Celebrating Student Press Freedom


Student Press Freedom Day gives student journalists an opportunity to learn about student censorship and the importance of student press freedom for student-led news in the U.S.. Created in 2018 by the Student Press Law Center (SPLC), Student Press Freedom Day commemorates the anniversary of the 1988 Supreme Court decision in the Hazelwood School District v. Kuhlmeier case. This ruling established that public school administrators would have some rights to censor student publications because students did not have the complete protection of freedom of speech. The SPLC works to protect student publications and journalists from the consequences of this ruling by defending their rights to free speech and protecting them from unnecessary censorship. Student Press Freedom Day was created to raise awareness for that mission.

This year Student Press Freedom Day was on February 26, and the theme was Journalism Against the Odds. The SPLC organized a writing effort among student journalists across the country to promote student press freedom by offering a free virtual Op-ed Boot Camp with speaker Steven A. Holmes, a veteran journalist and former Executive Director of Standards and Practices at CNN. I participated by signing up for the workshop with Holmes along with dozens of other students around the country, all hoping to learn from an experienced journalist.

This workshop gave student journalists, like myself, the opportunity to learn some of the best methods for developing and writing an opinion article. We were able to ask questions and interact with Holmes before we were given the opportunity to work with a mentor journalist to create an op-ed about the importance of student press freedom. I signed up and a few days later was in contact with my assigned mentor, Bonnie Feldkamp, an award winning freelance journalist and news writer. Once we got in contact with each other, we discussed the perspective I wanted to take in my article: working as a student journalist in a small town which does not have faith in news.

After we decided on my angle, she reached out to the nonprofit news publication, 100 Days In Appalachia, to pitch my article idea to their editor. 100 Days In Appalachia is a West Virginia University-affiliated publication, and they have an initiative called Appalachian Youth Creator Project. This initiative is devoted to giving student journalists in Appalachia a large platform to publish their opinion-based articles.

I was excited to write an article for this publication, especially about a topic as important as student press freedom. As students growing up in Appalachia can attest, its easy to feel like you don’t have a voice. Journalism is an outlet for me to express my thoughts and opinions about current events, especially when events have been so tumultuous lately. As a more liberal-leaning person politically and socially, it can be hard to find similar-minded people in a small and conservative town like Parkersburg. Arguments over politics in my family are not uncommon, especially around the topic of “fake news” and the recent election, making it hard to express my opinions in such tense environments. Writing allows me to thoughtfully evaluate current events, despite my environment, and find a community among fellow student journalists.

This opportunity with 100 Days In Appalachia allowed me to learn more about student press and how student journalists can make an impact on their community, while giving me a platform to express my opinion on censorship for student publications.

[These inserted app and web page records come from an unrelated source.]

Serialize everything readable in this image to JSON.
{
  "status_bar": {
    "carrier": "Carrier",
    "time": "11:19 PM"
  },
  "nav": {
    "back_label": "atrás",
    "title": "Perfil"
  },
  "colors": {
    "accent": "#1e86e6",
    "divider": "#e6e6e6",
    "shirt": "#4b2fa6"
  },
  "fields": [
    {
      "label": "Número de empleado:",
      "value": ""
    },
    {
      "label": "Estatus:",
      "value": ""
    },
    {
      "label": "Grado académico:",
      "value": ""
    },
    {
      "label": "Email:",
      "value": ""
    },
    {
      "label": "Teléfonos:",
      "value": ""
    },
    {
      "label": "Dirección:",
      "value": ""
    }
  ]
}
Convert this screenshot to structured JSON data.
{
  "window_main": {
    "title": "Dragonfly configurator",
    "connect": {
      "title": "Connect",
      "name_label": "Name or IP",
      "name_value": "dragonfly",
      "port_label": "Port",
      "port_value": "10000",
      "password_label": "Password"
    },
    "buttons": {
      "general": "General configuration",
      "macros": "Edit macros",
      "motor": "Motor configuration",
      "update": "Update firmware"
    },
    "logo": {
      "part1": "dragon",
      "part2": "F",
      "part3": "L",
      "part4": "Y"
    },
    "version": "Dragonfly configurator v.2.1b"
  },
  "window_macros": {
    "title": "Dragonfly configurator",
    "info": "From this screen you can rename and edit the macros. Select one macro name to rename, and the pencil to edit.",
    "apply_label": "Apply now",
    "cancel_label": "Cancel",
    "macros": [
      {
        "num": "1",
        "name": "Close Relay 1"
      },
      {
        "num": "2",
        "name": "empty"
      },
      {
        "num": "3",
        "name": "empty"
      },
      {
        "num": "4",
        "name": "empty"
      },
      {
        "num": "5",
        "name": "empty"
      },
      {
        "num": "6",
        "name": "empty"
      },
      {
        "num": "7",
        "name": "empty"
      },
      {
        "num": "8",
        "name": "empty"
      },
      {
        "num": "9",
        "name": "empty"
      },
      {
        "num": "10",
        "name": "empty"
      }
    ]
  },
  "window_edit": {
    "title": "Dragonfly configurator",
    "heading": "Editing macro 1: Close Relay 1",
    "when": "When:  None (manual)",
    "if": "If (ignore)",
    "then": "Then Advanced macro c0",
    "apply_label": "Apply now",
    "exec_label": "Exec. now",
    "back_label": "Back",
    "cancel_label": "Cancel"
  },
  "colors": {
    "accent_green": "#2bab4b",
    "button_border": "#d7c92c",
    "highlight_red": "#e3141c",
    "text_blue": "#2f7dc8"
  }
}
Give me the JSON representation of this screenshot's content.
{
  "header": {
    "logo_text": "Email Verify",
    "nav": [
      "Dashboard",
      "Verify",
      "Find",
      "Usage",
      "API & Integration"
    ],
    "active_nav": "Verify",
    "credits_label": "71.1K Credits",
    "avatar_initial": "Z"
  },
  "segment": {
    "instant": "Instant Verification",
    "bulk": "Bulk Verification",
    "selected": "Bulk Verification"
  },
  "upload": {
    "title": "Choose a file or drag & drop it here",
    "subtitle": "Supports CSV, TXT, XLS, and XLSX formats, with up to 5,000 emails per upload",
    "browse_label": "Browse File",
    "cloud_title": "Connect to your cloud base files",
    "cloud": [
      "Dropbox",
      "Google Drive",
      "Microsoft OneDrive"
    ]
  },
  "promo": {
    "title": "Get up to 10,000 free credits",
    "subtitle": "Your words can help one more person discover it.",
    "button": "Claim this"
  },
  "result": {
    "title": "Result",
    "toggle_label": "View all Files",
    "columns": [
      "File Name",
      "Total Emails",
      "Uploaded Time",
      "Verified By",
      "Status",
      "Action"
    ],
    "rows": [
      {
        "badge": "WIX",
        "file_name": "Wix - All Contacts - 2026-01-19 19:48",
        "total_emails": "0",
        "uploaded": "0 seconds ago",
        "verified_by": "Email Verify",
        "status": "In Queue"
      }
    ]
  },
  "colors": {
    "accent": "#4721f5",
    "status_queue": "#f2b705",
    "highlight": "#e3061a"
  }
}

It also gave me experience working with a non-student led publication for the first time, giving me insight on how coordinating and editing works with professional editors. My article went through two editors, bouncing back and forth a few times until it was ready to publish. Working and communicating with these editors taught me how to coordinate with other people’s vision for a piece and how to accept suggestions from a new perspective. This process was beneficial in learning how freelance journalists, like Feldkamp, pitch and publish articles with professional news publications, and how to build a journalism career through freelance writing. Getting my article published in 100 Days In Appalachia was rewarding as a student writer, and I am grateful I had this opportunity to express my opinion on the importance of student press freedom, which is what Student Press Freedom Day is about.